Drone registration, reusing first stages
By Uday J. Shankar, Lesley A. Weitz and John G. Reed|November 28, 2017
The Guidance, Navigation and Control Technical Committee advances techniques, devices and systems for guiding and commanding flight vehicles.
The guidance, navigation and control field had an eventful year, covering all aspects of aerospace engineering.
In August and September, unmanned aerial systems recorded images of the damage and the state of infrastructure in Texas in the aftermath of Hurricane Harvey. The Texas A&M University, Corpus Christi, drone team worked with local authorities and with the FAA’s permission to fly UAS over areas affected by the hurricane. Privately owned drones pose risks to military and civilian assets during rescue efforts when users violate FAA-issued temporary flight restrictions. Since June 2016, all small-drone users had been required to register their UAS. However, that changed in May when a federal court ruled some hobbyists didn’t need to register their drones.
In January, NASA signed an agreement to transition UAS Traffic Management research to the FAA in 2020. NASA has been working on the UTM concept since 2014.
The past year has also been eventful for launch vehicles. The guidance, navigation and control systems on SpaceX vehicles enabled the reuse of a Falcon 9 booster in March and a Dragon spacecraft in June — firsts for both systems. SpaceX also reused Falcon 9 boosters in June and October. On the small launch vehicle side, California-based Rocket Labs demonstrated its low-cost guidance, navigation and control systems with its Electron launch vehicle’s flight to space in May. Those systems performed nominally, until a ground system fault resulted in flight termination. In June, India launched its Geosynchronous Launch Vehicle Mark III rocket, capable of taking 4 tons to geostationary transfer orbit. On the heavy side, in March, Blue Origin announced the development of its reusable New Glenn rocket.
Development of next-generation systems continued worldwide. United Launch Alliance tweeted about progress on the Vulcan rocket. The European Space Agency in July reported progress toward a requirements review in 2018 for the Ariane 6 rocket. The U.S. military awarded Boeing a contract in May for its Phantom Express spaceplane. And in September, Elon Musk gave an update on SpaceX’s Interplanetary Transport System design at the International Astronautical Federation.
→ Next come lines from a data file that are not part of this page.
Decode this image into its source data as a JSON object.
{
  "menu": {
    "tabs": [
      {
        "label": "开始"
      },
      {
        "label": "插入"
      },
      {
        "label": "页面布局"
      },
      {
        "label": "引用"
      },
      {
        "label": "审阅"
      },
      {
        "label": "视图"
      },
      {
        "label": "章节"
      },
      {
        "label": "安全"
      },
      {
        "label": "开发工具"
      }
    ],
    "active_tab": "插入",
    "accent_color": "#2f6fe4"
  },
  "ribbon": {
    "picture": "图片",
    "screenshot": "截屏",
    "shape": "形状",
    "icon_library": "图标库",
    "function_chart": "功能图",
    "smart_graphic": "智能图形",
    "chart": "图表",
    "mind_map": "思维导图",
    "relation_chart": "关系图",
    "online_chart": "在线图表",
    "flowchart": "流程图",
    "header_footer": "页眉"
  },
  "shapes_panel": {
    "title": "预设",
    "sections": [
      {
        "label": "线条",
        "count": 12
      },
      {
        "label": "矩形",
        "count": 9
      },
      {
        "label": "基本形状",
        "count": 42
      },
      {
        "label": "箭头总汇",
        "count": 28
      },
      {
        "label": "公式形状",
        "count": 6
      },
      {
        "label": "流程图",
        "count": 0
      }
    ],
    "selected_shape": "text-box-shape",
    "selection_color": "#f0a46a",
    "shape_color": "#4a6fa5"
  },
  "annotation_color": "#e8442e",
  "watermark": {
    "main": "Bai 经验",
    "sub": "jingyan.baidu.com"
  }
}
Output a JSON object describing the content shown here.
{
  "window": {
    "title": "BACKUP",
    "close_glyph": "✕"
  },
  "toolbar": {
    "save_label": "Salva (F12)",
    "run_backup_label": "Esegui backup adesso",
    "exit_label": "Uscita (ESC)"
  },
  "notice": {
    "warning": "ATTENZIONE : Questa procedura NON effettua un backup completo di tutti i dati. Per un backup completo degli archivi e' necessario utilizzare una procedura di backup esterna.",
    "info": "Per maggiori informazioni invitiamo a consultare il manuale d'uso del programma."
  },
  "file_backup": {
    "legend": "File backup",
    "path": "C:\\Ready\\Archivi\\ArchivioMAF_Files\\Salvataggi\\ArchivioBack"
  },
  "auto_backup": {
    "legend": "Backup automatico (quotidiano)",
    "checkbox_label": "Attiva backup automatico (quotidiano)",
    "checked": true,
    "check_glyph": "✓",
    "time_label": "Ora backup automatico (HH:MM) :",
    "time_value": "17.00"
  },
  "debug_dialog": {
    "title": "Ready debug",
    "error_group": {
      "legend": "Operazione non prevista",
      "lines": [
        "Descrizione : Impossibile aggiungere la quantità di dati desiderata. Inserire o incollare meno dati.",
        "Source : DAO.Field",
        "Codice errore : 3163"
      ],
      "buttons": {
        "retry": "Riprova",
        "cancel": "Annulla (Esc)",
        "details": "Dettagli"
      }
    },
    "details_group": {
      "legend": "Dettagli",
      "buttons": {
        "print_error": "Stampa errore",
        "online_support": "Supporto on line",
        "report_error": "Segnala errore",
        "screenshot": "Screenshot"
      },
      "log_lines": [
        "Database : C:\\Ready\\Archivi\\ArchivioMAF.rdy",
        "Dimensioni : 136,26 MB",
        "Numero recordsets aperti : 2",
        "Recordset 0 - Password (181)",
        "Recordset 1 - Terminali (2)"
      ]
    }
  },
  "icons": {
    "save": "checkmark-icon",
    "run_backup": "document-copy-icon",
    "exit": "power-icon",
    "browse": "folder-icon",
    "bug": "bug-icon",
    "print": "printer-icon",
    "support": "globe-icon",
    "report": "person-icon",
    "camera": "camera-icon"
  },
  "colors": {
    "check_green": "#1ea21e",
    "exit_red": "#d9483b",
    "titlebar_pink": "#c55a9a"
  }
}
Several systems met milestones in 2017. The Interim Cryogenic Propulsion Stage for NASA’s Space Launch System was delivered to NASA’s Space Station Processing Facility at the Kennedy Space Center in July. Lockheed Martin powered up the Orion spacecraft for the first time Aug. 22 at Kennedy.
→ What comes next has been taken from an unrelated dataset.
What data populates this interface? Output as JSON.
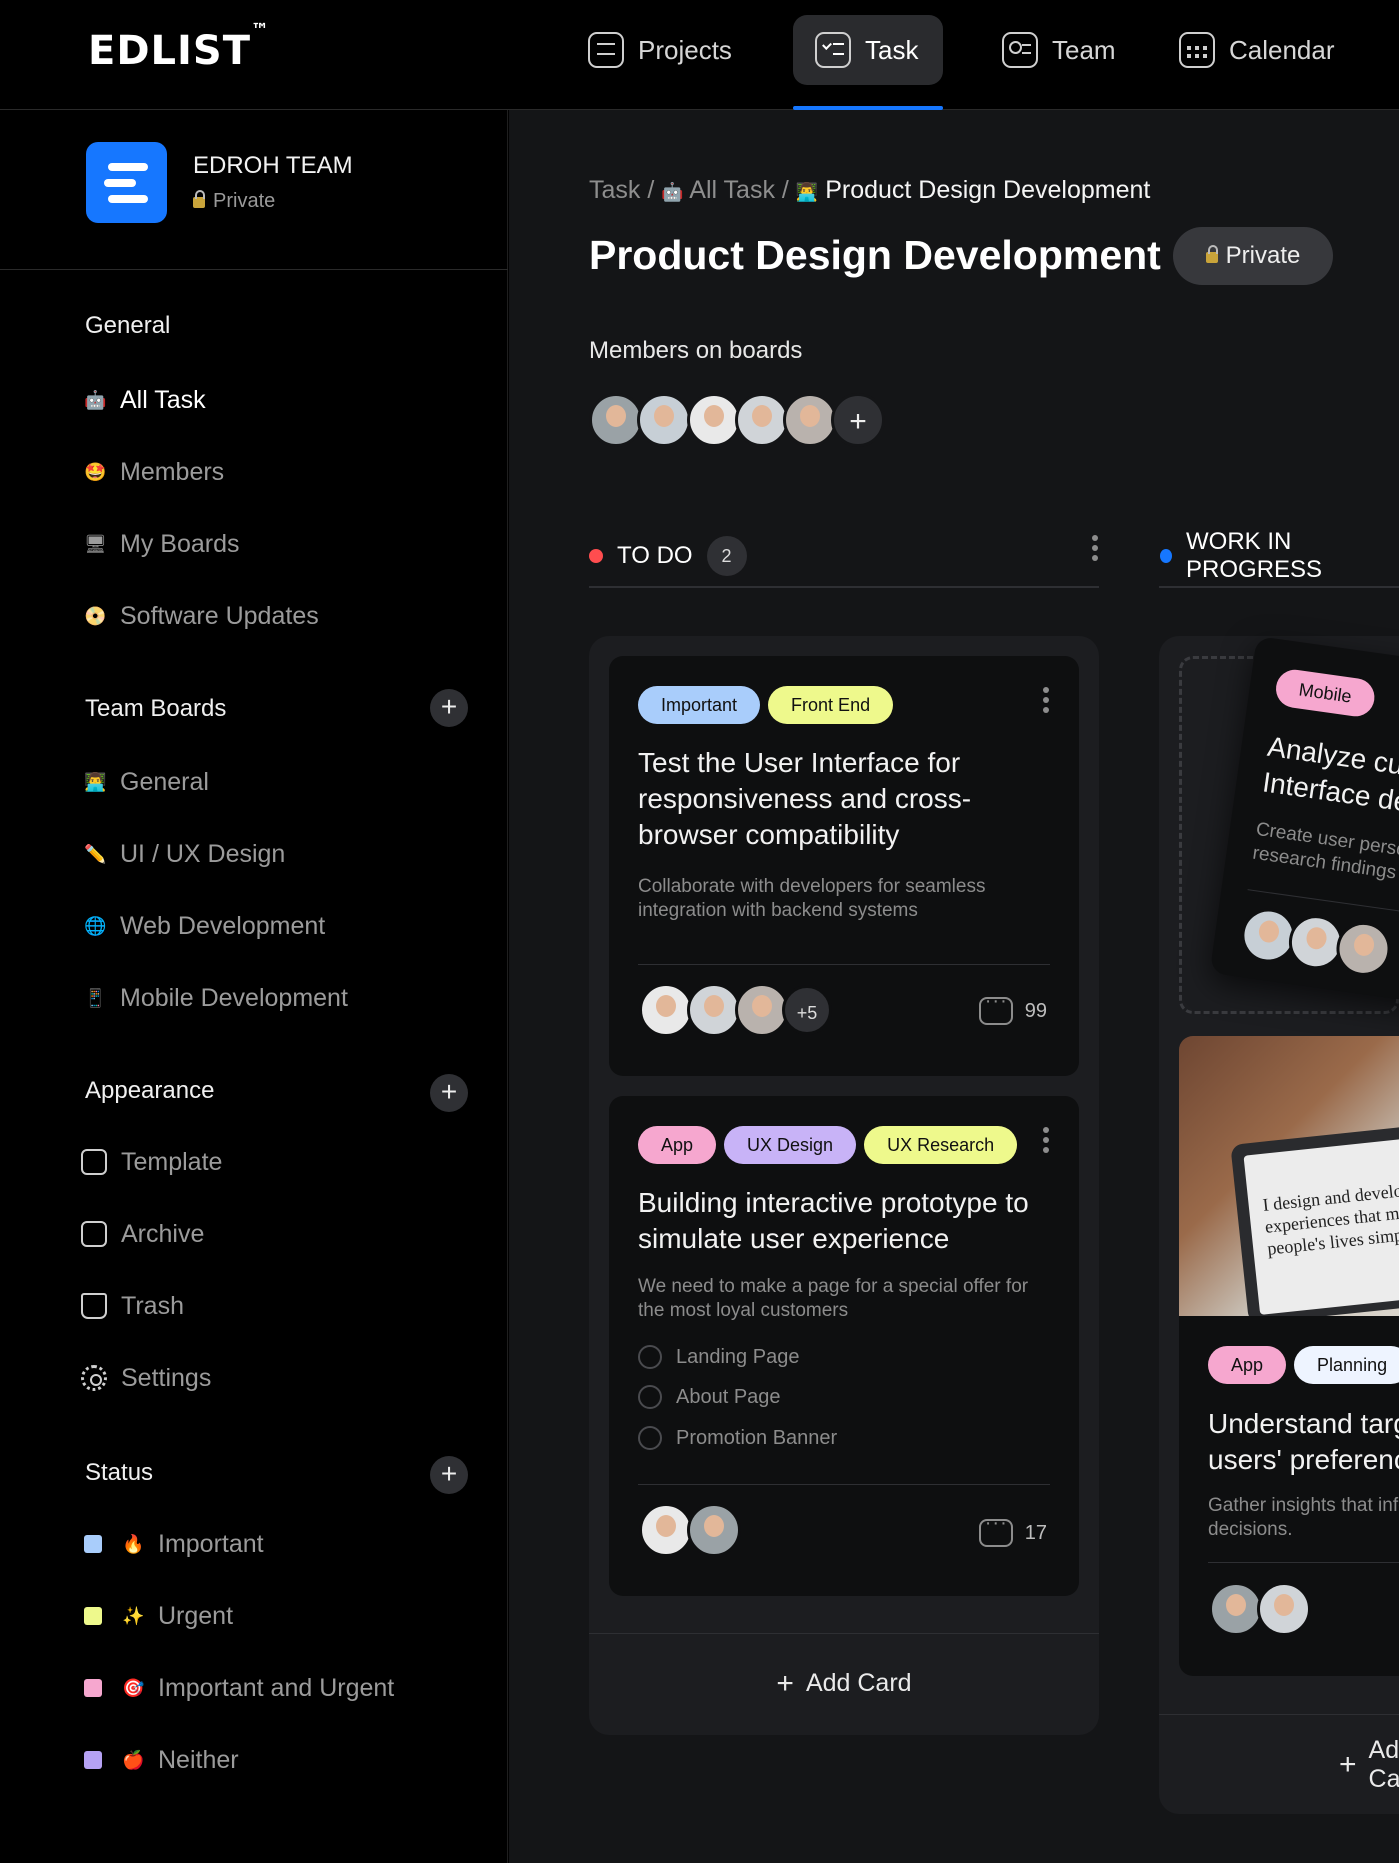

An era ended as Russia retired the Soyuz-U launch vehicle in February after more than 785 missions. On Sept. 15, NASA’s Cassini plunged into Saturn’s atmosphere, with the guidance, navigation and control system keeping the antenna pointed toward Earth. Launched 20 years ago, Cassini had orbited Saturn more than 290 times.
Finally, NASA’s Langley Research Center celebrated its 100th anniversary July 17. Langley has long been at the forefront of aircraft control systems, and the U.S. space program was born there. Stabilization, guidance and control systems considerations led to the now-famous shuttlecock-shaped design for the first U.S. space capsules. Early concepts for the space shuttle were designed and tested at Langley. The center is also home to NASA’s Engineering and Safety Center, which investigates engineering aspects of all aerospace failures. In September, Langley opened the Katherine G. Johnson Computational Research Facility, named in honor of the black female mathematician who, among other accomplishments, calculated astronaut Alan Shepard’s flight trajectory in 1961. She was also one of the subjects of the book and film “Hidden Figures.”